HEALTH BEHAVIOR INTERACTIONS
Cummings, J. R., Ray, L. A., & Tomiyama, A. J. (2017). Food-alcohol competition: As young girls eat more food, do they drink less alcohol? Journal of Health Psychology, 22(5), 674-683. doi: 10.1177/1359105315611955
In one sip: Common sense might tell you that alcohol and food are two substances that go hand in hand. However, there is a sizable literature suggesting that those with higher Body Mass Indexes drink less alcohol. We decided to focus on the behaviors and found that when adolescent girls ate more food they drank less alcohol compared to peers. Yet, we did not find this for all foods alike, only sweet high-fat and fast foods! You could use this as support that eating and drinking may compete.
Rojas, E.C., Cummings, J.R., Bornovalova, M.A., Hopwood, C.J., Racine, S.E., Keel, P.K., Sisk, C.L., Neale, M., Boker, S., Burt, A.S., Klump, K.L. (2014). A further validation of the Minnesota Borderline Personality Disorder Scale. Personality Disorders: Theory, Research, and Treatment, 5(2), 146–53. doi:10.1037/per0000036
In one sip: We validated a dimensional scale to measure Borderline Personality Disorder derived from the Multidimensional Personality Questionnaire. How? We studied twins from the Michigan State University Twin Registry. The identical twins (who share 100% genes) shared more similar responses than fraternal twins (who share 50% genes) so we inferred that genes influenced BPD. Importantly, the genes equally influenced BPD measured by our new scale and BPD diagnosed by an older scale so we inferred the new scale worked well. You could use this new scale in your clinic, especially if you already administer the MPQ. You could cite this article to support your use of this measure.
Bornovalova, M. A., Cummings, J. R., Hunt, E., Blazei, R., Malone, S., & Iacono, W. G. (2014). Understanding the relative contributions of direct environmental effects and passive genotype-environment correlations in the association between familial risk factors and child disruptive behavior disorders. Psychological Medicine, 44(4), 831–844. doi:10.1017/S0033291713001086
In one sip: How can you disentangle if children behave disruptively because of poor parenting or because children inherit a tendency to behave disruptively from those parents? We studied adoptive (no shared genes with parents) and biological (shared genes with parents) children from the Minnesota Twin and Family Study. If parents fought and behaved poorly, both adoptive and biological children behaved disruptively at equal levels; this indicates that poor parenting and divorce directly influence children to behave disruptively. Yet, if parents were antisocial, biological children were disruptive more than adoptive children; this suggests that antisocial behavior is inherited genetically. You could cite this as evidence of a direct environmental association between maladaptive parenting/discord and childhood Disruptive Behavior Disorders but evidence for passive rGE in the association between parental antisociality and childhood Disruptive Behavior Disorders.
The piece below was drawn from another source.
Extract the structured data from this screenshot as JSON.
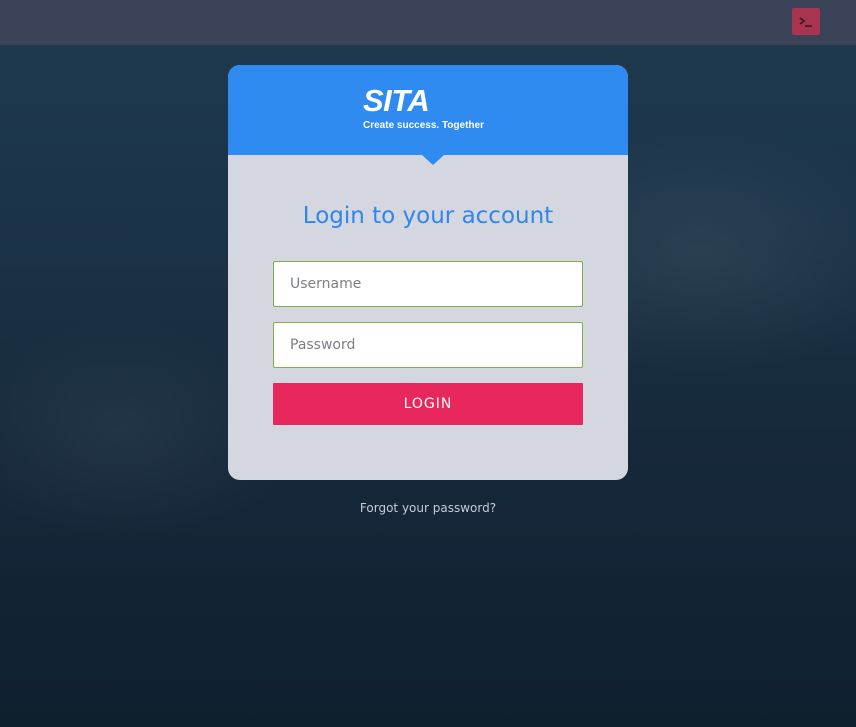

*Copies of selected papers are provided as reprints for your academic or educational use only.